ASSIGNMENT —
Output the entries below exactly as written, omitting pictures.

=== STUDY MATERIAL ===

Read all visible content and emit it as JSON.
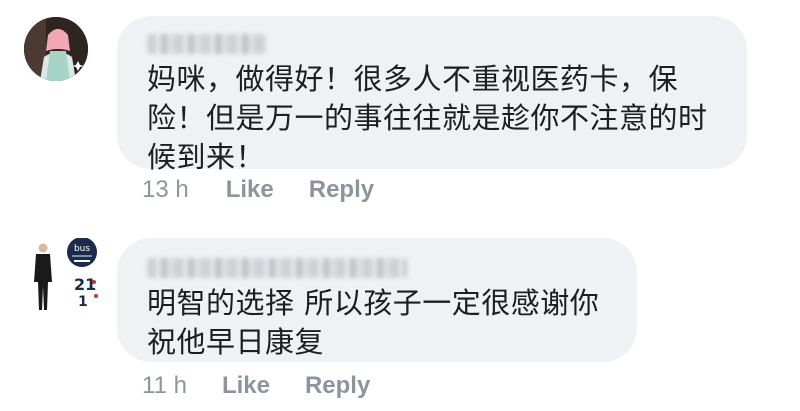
{
  "comments": [
    {
      "text_lines": [
        "妈咪，做得好！很多人不重视医药卡，保",
        "险！但是万一的事往往就是趁你不注意的时",
        "候到来！"
      ],
      "time": "13 h",
      "like_label": "Like",
      "reply_label": "Reply"
    },
    {
      "text_lines": [
        "明智的选择 所以孩子一定很感谢你",
        "祝他早日康复"
      ],
      "time": "11 h",
      "like_label": "Like",
      "reply_label": "Reply"
    }
  ],
  "colors": {
    "bubble": "#f0f1f4",
    "text": "#1c1e21",
    "meta": "#8d949e"
  }
}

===

RESULT BELOW —
Read all visible content and emit it as JSON.
{
  "comments": [
    {
      "text_lines": [
        "妈咪，做得好！很多人不重视医药卡，保",
        "险！但是万一的事往往就是趁你不注意的时",
        "候到来！"
      ],
      "time": "13 h",
      "like_label": "Like",
      "reply_label": "Reply"
    },
    {
      "text_lines": [
        "明智的选择 所以孩子一定很感谢你",
        "祝他早日康复"
      ],
      "time": "11 h",
      "like_label": "Like",
      "reply_label": "Reply"
    }
  ],
  "colors": {
    "bubble": "#f0f1f4",
    "text": "#1c1e21",
    "meta": "#8d949e"
  }
}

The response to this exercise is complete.